59 DETERMINANTS OF AGGRESSIVE BEHAVIOR Biological Influences Genes – identical twins more similar in parents’ ratings of aggressive behavior than fraternal twins (Dionne et al., 2003) Hormones – rise in testosterone levels during adolescence related to violent offending (Brooks & Reddon, 1996). Low Serotonin level – neurotransmitter involved in emotional states & regulation of attention – higher level of aggression, especially with high family conflict (Moffitt & Caspi, 2006) Biological risk influenced by social environment, [criminal] parents, prenatal risks.

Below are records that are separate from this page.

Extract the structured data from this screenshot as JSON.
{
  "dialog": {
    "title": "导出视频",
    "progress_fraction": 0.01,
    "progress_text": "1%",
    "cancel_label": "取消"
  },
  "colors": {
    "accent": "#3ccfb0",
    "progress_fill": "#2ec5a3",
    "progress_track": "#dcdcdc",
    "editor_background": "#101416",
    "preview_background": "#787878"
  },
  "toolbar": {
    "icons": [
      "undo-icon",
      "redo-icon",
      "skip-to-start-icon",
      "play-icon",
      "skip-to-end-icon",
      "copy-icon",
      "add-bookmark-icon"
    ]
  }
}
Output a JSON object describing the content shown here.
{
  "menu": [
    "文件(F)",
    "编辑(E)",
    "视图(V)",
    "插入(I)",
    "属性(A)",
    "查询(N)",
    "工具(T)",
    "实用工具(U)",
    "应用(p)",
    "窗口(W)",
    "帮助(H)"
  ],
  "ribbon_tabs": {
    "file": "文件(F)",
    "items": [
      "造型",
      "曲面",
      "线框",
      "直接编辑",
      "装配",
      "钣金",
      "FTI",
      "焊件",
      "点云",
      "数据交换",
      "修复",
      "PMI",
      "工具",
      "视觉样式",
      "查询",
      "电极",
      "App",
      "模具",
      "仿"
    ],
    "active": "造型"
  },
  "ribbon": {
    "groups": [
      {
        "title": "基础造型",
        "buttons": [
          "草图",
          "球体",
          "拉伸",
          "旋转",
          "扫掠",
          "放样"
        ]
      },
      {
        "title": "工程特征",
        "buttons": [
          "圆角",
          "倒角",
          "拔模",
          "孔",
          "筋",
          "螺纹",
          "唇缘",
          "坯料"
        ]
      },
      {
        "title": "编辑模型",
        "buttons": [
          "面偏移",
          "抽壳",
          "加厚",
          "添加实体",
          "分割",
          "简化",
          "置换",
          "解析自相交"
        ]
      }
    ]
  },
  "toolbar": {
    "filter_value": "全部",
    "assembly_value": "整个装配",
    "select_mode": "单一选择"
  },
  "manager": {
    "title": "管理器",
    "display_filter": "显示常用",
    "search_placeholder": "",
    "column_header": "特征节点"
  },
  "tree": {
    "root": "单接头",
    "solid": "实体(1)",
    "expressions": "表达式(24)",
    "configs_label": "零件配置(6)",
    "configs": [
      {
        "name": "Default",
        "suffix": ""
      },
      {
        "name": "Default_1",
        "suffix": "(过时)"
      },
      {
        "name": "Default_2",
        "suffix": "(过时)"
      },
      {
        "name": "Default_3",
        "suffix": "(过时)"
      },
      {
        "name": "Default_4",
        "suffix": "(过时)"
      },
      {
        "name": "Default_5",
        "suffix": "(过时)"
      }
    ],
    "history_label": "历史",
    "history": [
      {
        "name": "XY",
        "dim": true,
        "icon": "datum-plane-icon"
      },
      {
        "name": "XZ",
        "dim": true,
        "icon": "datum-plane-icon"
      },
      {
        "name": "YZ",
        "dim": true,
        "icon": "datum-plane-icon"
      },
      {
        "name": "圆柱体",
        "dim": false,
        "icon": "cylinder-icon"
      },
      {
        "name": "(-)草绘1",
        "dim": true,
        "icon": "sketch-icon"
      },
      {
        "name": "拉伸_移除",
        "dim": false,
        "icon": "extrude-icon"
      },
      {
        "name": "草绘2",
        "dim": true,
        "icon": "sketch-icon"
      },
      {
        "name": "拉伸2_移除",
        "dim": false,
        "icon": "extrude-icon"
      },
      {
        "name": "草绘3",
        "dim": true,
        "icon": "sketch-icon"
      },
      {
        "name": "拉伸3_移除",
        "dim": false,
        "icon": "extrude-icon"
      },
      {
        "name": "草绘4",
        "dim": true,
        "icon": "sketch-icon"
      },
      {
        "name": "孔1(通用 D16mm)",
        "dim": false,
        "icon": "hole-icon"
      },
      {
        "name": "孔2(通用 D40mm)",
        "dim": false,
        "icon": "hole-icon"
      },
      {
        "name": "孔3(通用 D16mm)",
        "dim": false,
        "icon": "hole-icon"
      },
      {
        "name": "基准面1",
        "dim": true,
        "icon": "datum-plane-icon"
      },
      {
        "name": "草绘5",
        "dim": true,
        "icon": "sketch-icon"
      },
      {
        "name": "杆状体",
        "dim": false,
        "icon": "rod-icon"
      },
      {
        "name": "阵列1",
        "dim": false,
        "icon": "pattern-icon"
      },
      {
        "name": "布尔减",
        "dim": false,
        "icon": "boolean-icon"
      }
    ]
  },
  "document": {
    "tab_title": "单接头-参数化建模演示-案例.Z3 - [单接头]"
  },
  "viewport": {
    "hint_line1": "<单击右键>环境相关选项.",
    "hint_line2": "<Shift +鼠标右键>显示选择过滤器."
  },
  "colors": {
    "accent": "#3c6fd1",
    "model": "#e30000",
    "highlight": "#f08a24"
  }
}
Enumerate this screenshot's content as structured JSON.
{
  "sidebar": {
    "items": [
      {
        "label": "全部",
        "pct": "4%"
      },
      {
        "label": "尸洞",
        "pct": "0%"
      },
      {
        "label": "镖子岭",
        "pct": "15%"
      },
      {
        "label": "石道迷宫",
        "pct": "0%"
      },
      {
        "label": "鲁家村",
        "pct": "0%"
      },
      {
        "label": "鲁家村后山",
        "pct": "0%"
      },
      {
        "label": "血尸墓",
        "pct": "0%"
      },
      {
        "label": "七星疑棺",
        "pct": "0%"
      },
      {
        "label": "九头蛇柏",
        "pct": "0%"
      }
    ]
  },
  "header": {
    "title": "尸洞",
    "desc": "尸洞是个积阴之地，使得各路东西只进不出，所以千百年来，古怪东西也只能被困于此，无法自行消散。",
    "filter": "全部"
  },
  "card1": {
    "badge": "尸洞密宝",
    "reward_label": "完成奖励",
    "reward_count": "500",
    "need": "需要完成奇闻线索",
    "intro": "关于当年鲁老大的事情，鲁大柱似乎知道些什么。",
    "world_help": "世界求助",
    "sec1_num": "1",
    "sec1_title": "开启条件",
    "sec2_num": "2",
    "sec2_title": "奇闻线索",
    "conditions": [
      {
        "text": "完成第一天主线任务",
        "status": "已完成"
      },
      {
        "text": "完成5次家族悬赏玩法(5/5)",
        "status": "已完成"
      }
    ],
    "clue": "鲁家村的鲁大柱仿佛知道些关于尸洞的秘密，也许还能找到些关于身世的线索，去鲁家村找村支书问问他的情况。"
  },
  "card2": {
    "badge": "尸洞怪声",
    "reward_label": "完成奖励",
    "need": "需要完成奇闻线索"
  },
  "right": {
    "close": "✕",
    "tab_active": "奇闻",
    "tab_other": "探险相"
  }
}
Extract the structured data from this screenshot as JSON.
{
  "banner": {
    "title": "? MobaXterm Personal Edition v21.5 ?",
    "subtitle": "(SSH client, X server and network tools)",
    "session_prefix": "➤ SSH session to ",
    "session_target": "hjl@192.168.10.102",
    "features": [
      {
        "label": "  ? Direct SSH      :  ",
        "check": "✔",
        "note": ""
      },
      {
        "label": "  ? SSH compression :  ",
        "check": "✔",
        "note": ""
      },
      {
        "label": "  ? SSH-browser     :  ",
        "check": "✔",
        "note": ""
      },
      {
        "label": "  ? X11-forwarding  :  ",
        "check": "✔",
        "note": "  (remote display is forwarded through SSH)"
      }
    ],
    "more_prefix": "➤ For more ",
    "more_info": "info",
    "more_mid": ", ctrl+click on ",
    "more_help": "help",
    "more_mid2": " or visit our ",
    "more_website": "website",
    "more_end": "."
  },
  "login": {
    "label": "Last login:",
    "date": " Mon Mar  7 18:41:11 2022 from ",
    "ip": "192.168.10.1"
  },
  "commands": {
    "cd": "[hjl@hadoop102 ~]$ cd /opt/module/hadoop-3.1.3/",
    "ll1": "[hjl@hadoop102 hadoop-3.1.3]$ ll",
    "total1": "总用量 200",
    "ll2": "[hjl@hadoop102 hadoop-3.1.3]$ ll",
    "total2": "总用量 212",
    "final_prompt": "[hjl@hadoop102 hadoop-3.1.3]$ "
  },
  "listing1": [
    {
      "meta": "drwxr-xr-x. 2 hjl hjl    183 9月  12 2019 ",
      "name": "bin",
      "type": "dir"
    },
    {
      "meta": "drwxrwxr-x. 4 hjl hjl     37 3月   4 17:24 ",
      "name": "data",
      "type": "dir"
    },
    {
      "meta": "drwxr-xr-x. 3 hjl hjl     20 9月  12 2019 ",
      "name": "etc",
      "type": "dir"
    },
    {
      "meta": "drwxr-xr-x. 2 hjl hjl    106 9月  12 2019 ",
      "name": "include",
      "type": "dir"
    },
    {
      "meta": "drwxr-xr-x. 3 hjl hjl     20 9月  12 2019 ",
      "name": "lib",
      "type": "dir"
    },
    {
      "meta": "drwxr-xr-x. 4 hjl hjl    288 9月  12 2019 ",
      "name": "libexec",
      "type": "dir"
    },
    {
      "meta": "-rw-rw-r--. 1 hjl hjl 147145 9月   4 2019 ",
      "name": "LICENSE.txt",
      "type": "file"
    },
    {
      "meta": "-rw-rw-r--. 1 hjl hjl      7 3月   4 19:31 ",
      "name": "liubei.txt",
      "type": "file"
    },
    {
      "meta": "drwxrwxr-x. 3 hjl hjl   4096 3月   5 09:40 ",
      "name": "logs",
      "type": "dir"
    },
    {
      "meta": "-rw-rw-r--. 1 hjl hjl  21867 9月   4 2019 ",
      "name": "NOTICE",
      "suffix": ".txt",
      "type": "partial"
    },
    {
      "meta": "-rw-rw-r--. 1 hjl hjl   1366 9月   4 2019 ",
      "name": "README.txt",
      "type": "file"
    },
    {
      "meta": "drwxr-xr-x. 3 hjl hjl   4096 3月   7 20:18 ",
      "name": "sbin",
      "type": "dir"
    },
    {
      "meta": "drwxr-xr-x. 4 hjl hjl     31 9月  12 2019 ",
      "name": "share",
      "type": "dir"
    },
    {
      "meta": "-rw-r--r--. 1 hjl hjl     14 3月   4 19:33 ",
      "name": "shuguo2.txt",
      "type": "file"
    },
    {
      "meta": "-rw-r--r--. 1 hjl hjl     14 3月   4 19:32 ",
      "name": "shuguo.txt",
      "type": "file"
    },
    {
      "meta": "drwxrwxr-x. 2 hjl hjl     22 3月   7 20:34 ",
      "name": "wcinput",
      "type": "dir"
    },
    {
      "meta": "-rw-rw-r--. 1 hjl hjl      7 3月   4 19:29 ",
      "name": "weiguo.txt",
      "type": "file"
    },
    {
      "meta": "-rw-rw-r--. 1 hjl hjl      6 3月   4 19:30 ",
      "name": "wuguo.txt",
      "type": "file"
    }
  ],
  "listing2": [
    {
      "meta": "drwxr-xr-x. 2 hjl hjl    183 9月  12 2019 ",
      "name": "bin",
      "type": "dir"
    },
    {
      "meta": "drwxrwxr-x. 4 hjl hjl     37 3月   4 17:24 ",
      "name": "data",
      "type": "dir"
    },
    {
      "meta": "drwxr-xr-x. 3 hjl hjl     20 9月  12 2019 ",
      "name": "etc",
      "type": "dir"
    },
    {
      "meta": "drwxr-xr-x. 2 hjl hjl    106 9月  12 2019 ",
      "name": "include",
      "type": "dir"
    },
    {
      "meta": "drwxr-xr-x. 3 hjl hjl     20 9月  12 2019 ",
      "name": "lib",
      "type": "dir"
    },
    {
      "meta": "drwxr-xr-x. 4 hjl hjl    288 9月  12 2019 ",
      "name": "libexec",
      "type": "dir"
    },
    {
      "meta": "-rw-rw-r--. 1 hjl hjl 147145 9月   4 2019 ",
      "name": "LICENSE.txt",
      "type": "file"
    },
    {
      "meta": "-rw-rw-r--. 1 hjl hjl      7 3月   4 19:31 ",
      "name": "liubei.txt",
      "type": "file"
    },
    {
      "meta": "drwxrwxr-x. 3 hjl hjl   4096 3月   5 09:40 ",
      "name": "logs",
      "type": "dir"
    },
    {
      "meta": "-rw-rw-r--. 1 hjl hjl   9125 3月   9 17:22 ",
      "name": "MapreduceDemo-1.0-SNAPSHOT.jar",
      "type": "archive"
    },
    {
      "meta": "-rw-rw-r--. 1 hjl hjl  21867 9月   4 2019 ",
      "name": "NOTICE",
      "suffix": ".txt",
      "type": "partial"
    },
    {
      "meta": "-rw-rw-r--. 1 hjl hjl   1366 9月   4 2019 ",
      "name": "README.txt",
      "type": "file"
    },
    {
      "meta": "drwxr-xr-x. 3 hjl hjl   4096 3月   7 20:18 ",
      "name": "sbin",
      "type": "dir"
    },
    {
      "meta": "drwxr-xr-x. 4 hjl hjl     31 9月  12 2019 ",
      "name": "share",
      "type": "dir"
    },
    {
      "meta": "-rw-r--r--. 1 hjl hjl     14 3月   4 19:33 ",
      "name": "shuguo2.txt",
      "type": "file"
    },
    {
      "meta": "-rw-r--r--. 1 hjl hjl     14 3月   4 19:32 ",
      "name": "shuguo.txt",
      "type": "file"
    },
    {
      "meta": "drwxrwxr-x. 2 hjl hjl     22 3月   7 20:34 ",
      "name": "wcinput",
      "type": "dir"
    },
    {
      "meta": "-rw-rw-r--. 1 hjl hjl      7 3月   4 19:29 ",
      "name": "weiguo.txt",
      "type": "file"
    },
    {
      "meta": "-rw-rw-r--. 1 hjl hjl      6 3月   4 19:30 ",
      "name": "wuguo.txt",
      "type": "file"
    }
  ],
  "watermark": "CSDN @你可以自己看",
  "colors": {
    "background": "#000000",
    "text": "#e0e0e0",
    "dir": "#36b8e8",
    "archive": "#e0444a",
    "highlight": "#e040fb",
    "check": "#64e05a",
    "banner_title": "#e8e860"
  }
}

60 DETERMINANTS OF AGGRESSIVE BEHAVIOR Environmental Influences Physical punishment likely to lead to aggressive behavior when parent-child relationship lacks warmth (Caspi & Moffitt, 2006) or when parents are abusive (Lansford et al., 2002). Lack of parental monitoring (Patterson, 2004). Television viewing, video games – desensitized to violence, view violence as acceptable resolution (Comstock & Scharrer, 2006). Delinquent peers, association with gangs, high-crime neighborhood – combined with family environment (Thornberry et al, 2003).

61 Copyrights PageWorkLicenseAuthor/Source 30 National Taiwan University YEE-SAN TEOH 43 National Taiwan University YEE-SAN TEOH 44 National Taiwan University YEE-SAN TEOH

Download ppt "LECTURE 11 DEVELOPMENT Visiting Assistant PROFESSOR YEE-SAN TEOH Department of Psychology National Taiwan University GENERAL PSYCHOLOGY Unless noted, the."

Similar presentations

Ads by Google